# [Data shown]
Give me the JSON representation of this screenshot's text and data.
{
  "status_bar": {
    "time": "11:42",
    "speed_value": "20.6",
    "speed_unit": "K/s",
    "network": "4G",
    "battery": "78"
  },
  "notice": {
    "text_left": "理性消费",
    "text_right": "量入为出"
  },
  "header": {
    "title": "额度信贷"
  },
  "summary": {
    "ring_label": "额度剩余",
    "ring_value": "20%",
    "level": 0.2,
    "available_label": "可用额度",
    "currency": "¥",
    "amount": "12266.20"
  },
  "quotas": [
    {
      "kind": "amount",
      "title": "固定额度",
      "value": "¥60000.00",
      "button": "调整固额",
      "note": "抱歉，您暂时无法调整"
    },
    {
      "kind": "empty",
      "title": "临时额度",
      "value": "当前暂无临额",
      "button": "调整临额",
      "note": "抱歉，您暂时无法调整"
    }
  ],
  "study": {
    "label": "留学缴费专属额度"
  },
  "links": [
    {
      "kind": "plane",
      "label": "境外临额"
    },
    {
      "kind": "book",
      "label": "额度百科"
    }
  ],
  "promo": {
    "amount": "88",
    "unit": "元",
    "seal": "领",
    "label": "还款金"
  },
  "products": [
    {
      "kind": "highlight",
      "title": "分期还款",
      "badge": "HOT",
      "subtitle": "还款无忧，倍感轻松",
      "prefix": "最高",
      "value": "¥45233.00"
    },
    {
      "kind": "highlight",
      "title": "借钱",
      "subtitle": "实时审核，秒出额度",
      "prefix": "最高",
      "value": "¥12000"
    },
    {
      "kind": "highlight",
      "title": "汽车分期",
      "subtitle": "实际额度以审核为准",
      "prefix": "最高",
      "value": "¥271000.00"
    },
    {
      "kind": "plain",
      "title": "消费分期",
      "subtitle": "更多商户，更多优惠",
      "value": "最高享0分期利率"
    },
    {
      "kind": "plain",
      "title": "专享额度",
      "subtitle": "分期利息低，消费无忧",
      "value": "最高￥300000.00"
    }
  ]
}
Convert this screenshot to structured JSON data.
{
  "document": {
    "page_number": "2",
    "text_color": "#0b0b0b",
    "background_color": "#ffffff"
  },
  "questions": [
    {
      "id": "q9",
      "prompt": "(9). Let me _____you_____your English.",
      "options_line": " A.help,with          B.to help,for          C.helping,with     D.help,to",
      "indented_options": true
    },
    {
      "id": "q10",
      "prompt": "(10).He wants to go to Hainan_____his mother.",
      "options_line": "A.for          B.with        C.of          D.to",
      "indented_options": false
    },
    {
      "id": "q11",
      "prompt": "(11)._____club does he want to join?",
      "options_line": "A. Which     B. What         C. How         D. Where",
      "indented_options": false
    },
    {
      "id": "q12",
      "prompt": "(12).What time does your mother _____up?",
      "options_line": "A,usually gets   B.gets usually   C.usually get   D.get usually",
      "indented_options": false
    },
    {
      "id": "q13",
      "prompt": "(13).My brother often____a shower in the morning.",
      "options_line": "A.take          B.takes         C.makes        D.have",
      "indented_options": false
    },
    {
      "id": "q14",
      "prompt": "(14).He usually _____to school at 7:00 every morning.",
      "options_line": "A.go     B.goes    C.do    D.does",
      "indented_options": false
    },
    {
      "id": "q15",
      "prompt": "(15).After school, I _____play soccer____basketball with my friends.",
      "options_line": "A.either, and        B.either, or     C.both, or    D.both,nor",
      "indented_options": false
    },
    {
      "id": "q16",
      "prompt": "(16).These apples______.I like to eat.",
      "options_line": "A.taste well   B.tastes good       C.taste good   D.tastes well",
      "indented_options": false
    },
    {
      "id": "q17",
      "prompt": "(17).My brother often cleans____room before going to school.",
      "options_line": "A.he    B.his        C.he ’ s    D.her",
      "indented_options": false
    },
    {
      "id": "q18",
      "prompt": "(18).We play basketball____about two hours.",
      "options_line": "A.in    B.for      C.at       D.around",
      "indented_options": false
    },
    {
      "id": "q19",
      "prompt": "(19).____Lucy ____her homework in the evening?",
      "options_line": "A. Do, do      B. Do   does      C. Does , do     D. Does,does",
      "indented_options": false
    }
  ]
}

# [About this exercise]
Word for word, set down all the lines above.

# [Final answer]
Give me the JSON representation of this screenshot's text and data.
{
  "status_bar": {
    "time": "11:42",
    "speed_value": "20.6",
    "speed_unit": "K/s",
    "network": "4G",
    "battery": "78"
  },
  "notice": {
    "text_left": "理性消费",
    "text_right": "量入为出"
  },
  "header": {
    "title": "额度信贷"
  },
  "summary": {
    "ring_label": "额度剩余",
    "ring_value": "20%",
    "level": 0.2,
    "available_label": "可用额度",
    "currency": "¥",
    "amount": "12266.20"
  },
  "quotas": [
    {
      "kind": "amount",
      "title": "固定额度",
      "value": "¥60000.00",
      "button": "调整固额",
      "note": "抱歉，您暂时无法调整"
    },
    {
      "kind": "empty",
      "title": "临时额度",
      "value": "当前暂无临额",
      "button": "调整临额",
      "note": "抱歉，您暂时无法调整"
    }
  ],
  "study": {
    "label": "留学缴费专属额度"
  },
  "links": [
    {
      "kind": "plane",
      "label": "境外临额"
    },
    {
      "kind": "book",
      "label": "额度百科"
    }
  ],
  "promo": {
    "amount": "88",
    "unit": "元",
    "seal": "领",
    "label": "还款金"
  },
  "products": [
    {
      "kind": "highlight",
      "title": "分期还款",
      "badge": "HOT",
      "subtitle": "还款无忧，倍感轻松",
      "prefix": "最高",
      "value": "¥45233.00"
    },
    {
      "kind": "highlight",
      "title": "借钱",
      "subtitle": "实时审核，秒出额度",
      "prefix": "最高",
      "value": "¥12000"
    },
    {
      "kind": "highlight",
      "title": "汽车分期",
      "subtitle": "实际额度以审核为准",
      "prefix": "最高",
      "value": "¥271000.00"
    },
    {
      "kind": "plain",
      "title": "消费分期",
      "subtitle": "更多商户，更多优惠",
      "value": "最高享0分期利率"
    },
    {
      "kind": "plain",
      "title": "专享额度",
      "subtitle": "分期利息低，消费无忧",
      "value": "最高￥300000.00"
    }
  ]
}
Convert this screenshot to structured JSON data.
{
  "document": {
    "page_number": "2",
    "text_color": "#0b0b0b",
    "background_color": "#ffffff"
  },
  "questions": [
    {
      "id": "q9",
      "prompt": "(9). Let me _____you_____your English.",
      "options_line": " A.help,with          B.to help,for          C.helping,with     D.help,to",
      "indented_options": true
    },
    {
      "id": "q10",
      "prompt": "(10).He wants to go to Hainan_____his mother.",
      "options_line": "A.for          B.with        C.of          D.to",
      "indented_options": false
    },
    {
      "id": "q11",
      "prompt": "(11)._____club does he want to join?",
      "options_line": "A. Which     B. What         C. How         D. Where",
      "indented_options": false
    },
    {
      "id": "q12",
      "prompt": "(12).What time does your mother _____up?",
      "options_line": "A,usually gets   B.gets usually   C.usually get   D.get usually",
      "indented_options": false
    },
    {
      "id": "q13",
      "prompt": "(13).My brother often____a shower in the morning.",
      "options_line": "A.take          B.takes         C.makes        D.have",
      "indented_options": false
    },
    {
      "id": "q14",
      "prompt": "(14).He usually _____to school at 7:00 every morning.",
      "options_line": "A.go     B.goes    C.do    D.does",
      "indented_options": false
    },
    {
      "id": "q15",
      "prompt": "(15).After school, I _____play soccer____basketball with my friends.",
      "options_line": "A.either, and        B.either, or     C.both, or    D.both,nor",
      "indented_options": false
    },
    {
      "id": "q16",
      "prompt": "(16).These apples______.I like to eat.",
      "options_line": "A.taste well   B.tastes good       C.taste good   D.tastes well",
      "indented_options": false
    },
    {
      "id": "q17",
      "prompt": "(17).My brother often cleans____room before going to school.",
      "options_line": "A.he    B.his        C.he ’ s    D.her",
      "indented_options": false
    },
    {
      "id": "q18",
      "prompt": "(18).We play basketball____about two hours.",
      "options_line": "A.in    B.for      C.at       D.around",
      "indented_options": false
    },
    {
      "id": "q19",
      "prompt": "(19).____Lucy ____her homework in the evening?",
      "options_line": "A. Do, do      B. Do   does      C. Does , do     D. Does,does",
      "indented_options": false
    }
  ]
}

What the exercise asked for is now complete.